Speech delivered on behalf of Turkish Jewish Community by The Vice President Moris Levi at the commemoration ceremony of Struma Disaster organized by the State on 24th February 2015 in Sarayburnu 

İstanbul: 24th February 2015

Most of us here had not even been born during the time of Struma Disaster.

Today, there is nobody alive that remembers the victims of Struma personally, one by one.

Nowadays we mention Struma as the name of a ship and the 768 people who died in it are like mere statistics to us.

But Struma was boarded by people; women, children, young people, old people who were willing to survive with hope, although they were in desperation and isolation.

Those people are now mentioned as a whole, only as “Struma”.

We remember “human beings” with the name of an old ship that had 46 meters of length and that had been, throughout the last 15 years of its lifetime, used to transport animals on Danube, before it finally sank down.

When they say Struma, the thing I remember is that my elderly people over their 80s started weeping out loud every time they heard its name.

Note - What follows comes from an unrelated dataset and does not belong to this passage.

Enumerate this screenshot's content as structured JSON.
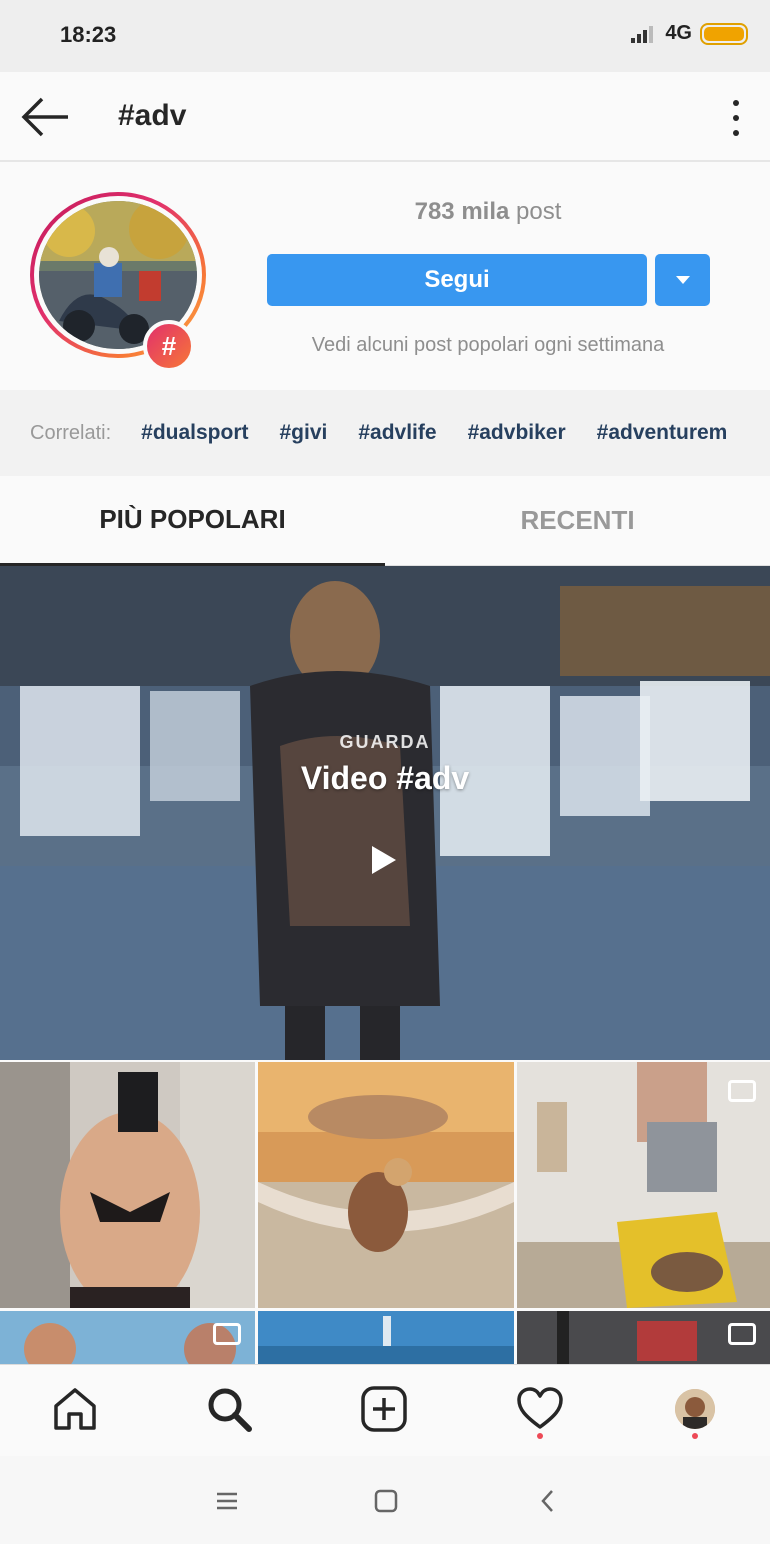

When I was young, I met people who carried food to Struma together with Turkish Red Crescent in the middle of the night as the officials of the time shut their eyes to it and who personally testified the desperate situation of those people.

Struma was abandoned, it was alone, unprotected, insignificant and desperate, 

it was a problem that everyone wanted to get rid of, it was a plague that was preferred to disappear or to have never occurred at all.

Unfortunately, it was one of those ships that not only Turkey, but also England, Russia, Romania and perhaps all of the other European countries wished to have never existed at all.

I’m glad that they are being remembered now; since history is full of similar cases of annihilation because of marginalization and hatred and most are never remembered at all.

Today, after 73 years, it is impossible to judge those officers, diplomats and politicians of those days with the scale of justice.

And if there is no particular person to blame, this means that everybody has his share in the responsibility about this incident.

However, what we need to do is to be able to see the present day in the light of what has taken place in the past.

To interpret what is right on behalf of the future of humanity from the mistakes of the past

If this is not or cannot be done,

It is clear that things will continue like this and the world will commemorate more of new incidents of Struma and we will bear the responsibility of new Struma incidents.

The right to live is sacred. In all divine religions, it is underlined that saving a life means saving the entire humanity.

The victims and the "decision and speech makers" have changed but unfortunately even 73 years after Struma Disaster, the hate speech continues

Struma is a typical story of how people in a desperate situation can be abandoned and isolated at a moment when discourse can turn into interests and interests can turn into actions.

Despite any development and even at times when, due to a variety of reasons, it seems very attractive to use marginalizing expressions, we must be conscious of the consequences against the rights to live and sensitivities of the people and believers of religions.

Turkish Jewish community would like to underline that due to whatever reason it is said and whomever says it, every hate speech alike, either anti-Semitist or anti-Islamist, is making us live through the pain of isolation in the way that hate speech endangers the future of all of us.

It is for these reasons that we heartily understand the feelings of the people who are exposed to Islamophobia and similar marginalization and discrediting in the societies they live in.

It is for these reasons that in order to prevent the minority communities from feeling isolated and abandoned, the majority should endeavor to make empathy with the minorities and improve their education and justice systems.

Such historical disasters as Struma reveal for another time that

As long as we do the right thing for the sake of doing the right thing and take over the responsibility for it, it will be possible for us to bequeath to next generations both a more honorable and a more powerful past.

The way that we commemorate Struma and remember the states of that time that isolated and abandoned Struma and the way that we do this right thing many years after it happened just for the sake of doing the right thing are hopeful approaches for all of us, in looking out to the future in faith by bearing the responsibility of the past. The future that we shall establish by expanding and popularizing this hope can enlighten the whole world.

Turkish Jewish community is thankful to all those people out there who have been taking these steps and sharing our sorrow.